Expect to hear a lot about the House GOP’s budget blueprint going into next year’s elections, particularly in Arizona, Nevada and wherever else Republican representatives hope to make the jump to the U.S. Senate
House Republicans used their superior numbers to pass the legislation. It would trim more than $6 trillion from annual deficits over the coming decade. The savings will come largely from safety net programs such as food stamps, Medicaid and Medicare.
No Democratic lawmaker voted for the bill. Nor is the Senate likely to take up anything resembling the measure. Still, the political ramifications were evident moments after last week’s vote.
Officials with the Democratic Senatorial Campaign Committee singled out Rep. Jeff Flake of Arizona and Dean Heller of Nevada for waging “war on seniors by voting to end Medicare.” Both are running for the U.S. Senate next year.
The changes to Medicare would not affect current retirees. Starting in 2022, new retirees would have to get their coverage through private plans with the Medicare program heavily subsidizing the cost. Under the current system, the federal government directly reimburses health care providers for services rendered.
The vote is being characterized by Democrats as attempting to end “Medicare as we know it.” Flake said he isn’t worried about the coming political attacks that are sure to come. Indeed, he said he hoped that the budget developed by Rep. Paul Ryan of Wisconsin becomes a hot-button issue in his race.
“They understand the current path is unsustainable,” Flake said of elderly voters. “They understand that the Ryan budget doesn’t affect current seniors but it does preserve the system for their kids and grandkids. If they try to scare seniors, it’s going to backfire.”
Democratic officials don’t yet have a candidate for the Senate race in Arizona.
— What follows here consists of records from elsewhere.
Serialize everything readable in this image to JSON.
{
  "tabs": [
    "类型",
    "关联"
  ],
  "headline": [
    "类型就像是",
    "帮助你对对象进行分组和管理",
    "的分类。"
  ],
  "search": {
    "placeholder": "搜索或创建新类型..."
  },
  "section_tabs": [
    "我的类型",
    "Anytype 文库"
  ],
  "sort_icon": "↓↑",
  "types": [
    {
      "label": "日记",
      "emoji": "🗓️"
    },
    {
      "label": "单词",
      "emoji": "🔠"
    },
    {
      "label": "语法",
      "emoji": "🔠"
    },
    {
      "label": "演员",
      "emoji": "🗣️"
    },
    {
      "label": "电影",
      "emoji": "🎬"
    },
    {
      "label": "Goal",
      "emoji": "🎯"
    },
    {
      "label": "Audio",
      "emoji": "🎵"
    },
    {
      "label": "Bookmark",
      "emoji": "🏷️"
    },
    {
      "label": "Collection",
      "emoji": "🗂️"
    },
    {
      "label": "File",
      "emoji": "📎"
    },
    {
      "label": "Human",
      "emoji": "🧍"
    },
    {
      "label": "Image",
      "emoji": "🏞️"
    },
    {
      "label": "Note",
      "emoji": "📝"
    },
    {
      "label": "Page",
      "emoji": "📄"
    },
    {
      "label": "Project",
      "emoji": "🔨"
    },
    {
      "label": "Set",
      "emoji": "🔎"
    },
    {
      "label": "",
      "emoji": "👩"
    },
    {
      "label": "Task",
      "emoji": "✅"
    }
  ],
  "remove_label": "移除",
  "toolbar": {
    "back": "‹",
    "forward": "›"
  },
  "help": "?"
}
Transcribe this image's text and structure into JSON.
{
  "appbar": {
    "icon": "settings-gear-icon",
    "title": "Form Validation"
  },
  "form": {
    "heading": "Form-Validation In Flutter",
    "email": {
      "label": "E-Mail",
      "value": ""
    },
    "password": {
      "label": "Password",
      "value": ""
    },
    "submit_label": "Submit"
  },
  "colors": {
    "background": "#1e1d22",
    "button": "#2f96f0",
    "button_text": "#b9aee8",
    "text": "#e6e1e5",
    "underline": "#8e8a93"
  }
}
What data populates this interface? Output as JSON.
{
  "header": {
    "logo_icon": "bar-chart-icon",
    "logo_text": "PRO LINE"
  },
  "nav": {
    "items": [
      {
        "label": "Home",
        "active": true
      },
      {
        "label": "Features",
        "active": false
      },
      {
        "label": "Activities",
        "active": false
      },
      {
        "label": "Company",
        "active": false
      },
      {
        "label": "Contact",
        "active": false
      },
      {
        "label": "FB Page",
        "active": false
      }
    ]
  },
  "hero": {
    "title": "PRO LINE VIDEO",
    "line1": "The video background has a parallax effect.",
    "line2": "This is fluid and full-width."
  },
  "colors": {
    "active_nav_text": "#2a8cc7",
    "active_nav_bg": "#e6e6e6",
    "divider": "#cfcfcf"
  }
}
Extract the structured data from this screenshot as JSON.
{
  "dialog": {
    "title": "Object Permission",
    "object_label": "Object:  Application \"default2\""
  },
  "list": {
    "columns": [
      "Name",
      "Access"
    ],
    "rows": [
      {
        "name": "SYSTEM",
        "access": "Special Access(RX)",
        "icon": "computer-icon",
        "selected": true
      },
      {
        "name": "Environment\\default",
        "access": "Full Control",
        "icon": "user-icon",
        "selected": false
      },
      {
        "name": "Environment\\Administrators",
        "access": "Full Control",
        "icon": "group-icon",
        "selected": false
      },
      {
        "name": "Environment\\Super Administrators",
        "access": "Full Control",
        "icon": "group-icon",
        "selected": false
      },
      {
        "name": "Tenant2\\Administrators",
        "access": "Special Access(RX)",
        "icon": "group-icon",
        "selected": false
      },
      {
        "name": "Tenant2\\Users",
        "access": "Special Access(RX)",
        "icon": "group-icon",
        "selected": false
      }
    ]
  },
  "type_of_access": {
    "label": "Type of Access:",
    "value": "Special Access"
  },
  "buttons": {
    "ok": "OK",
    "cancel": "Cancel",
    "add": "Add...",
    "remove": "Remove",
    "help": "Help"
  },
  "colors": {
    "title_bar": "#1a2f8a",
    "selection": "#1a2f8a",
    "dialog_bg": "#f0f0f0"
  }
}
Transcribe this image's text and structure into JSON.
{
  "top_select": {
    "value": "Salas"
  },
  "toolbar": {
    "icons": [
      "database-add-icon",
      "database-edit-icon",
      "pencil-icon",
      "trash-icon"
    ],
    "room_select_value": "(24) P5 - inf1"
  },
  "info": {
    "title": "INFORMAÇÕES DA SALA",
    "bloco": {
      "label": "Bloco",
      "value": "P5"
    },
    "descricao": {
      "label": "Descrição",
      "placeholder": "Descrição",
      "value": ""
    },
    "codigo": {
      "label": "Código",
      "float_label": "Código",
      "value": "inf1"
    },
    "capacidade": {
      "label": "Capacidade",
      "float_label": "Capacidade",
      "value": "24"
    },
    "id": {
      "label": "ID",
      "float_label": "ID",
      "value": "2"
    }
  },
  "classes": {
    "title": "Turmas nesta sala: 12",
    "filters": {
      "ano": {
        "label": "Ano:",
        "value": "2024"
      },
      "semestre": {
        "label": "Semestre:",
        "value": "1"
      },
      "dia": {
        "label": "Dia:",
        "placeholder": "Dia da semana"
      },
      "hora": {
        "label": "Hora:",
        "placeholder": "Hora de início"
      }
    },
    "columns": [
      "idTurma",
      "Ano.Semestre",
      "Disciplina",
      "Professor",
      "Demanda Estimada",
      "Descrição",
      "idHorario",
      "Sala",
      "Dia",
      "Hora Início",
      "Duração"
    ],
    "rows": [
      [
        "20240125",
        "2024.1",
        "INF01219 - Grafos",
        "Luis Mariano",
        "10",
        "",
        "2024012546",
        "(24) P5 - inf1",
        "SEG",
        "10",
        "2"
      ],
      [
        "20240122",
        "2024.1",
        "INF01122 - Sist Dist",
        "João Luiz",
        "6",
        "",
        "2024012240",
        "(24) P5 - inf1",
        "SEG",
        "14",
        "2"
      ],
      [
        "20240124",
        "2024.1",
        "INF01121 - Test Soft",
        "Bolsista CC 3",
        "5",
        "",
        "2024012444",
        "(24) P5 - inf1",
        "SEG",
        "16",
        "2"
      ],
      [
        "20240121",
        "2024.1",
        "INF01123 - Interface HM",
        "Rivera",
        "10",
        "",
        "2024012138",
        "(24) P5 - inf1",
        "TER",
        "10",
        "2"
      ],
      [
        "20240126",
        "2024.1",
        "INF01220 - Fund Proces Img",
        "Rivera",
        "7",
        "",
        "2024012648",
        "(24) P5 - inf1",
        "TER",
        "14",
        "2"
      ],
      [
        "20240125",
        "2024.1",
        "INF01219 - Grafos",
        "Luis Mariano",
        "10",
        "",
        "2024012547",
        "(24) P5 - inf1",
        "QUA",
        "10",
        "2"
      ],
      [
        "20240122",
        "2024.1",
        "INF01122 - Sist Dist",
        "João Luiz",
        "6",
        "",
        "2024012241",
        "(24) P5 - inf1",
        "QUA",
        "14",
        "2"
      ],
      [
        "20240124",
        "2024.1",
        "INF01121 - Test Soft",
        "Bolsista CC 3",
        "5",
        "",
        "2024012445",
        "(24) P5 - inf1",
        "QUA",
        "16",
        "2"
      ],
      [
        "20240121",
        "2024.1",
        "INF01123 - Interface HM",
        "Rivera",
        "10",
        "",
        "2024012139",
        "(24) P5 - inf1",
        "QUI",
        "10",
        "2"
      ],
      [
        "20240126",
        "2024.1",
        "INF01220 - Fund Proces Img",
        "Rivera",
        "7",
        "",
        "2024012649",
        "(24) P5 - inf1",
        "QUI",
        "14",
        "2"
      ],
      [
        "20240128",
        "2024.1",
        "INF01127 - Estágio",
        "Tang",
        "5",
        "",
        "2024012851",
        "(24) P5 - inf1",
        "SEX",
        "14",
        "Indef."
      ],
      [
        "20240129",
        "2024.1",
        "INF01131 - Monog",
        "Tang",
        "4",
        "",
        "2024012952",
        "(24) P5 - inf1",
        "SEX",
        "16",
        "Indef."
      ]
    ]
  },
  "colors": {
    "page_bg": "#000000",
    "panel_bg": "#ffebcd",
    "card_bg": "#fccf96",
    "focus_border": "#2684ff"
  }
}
But Sen. Patty Murray, DSCC chairwoman, said she believes the state is a potential pickup for Democrats now that Sen. Jon Kyl is retiring. She said that the GOP budget poses a fairness question for voters because it reduces funding for safety net programs while cutting tax rates for wealthier Americans.
“This is a real dagger in the heart of a lot of American families who want to know that security is there,” Murray said. “Right now, what we see is a Republican Party not focused again on debt and deficit, but focused on eliminating some of the basic services that families count on in this country to be secure.”
The vote on the GOP budget gave Nevada voters an early preview of the many differences that Rep. Shelley Berkley and Heller will present over the coming months. The two are running to succeed Sen. John Ensign and will face off in the state’s general election if they both win in the state’s primary.
Berkley said she understands the need for fiscal discipline, “but you don’t do it on the backs of your most vulnerable citizens.”
While people currently in Medicare would not be part of the new system, Berkley is confident they’re overwhelmingly opposed to the idea anyway.
“Medicare and Social Security are sacrosanct. I believe that any attempt at privatizing or voucherizing is going to be met with a very decided thump,” Berkley said.
Heller said in a press release he voted for the bill because failing to curb government spending would lead to higher taxes and fewer jobs down the road.
“The federal government must stop spending money we don’t have,” Heller said.
Only four Republicans voted against the bill. One of them is running for the U.S. Senate in Montana and clearly had elderly voters in mind when he cast his vote. Rep. Denny Rehberg said there were too many unanswered questions concerning the bill’s effect on Medicare. The vote represented a rare split for Rehberg from his Republican colleagues.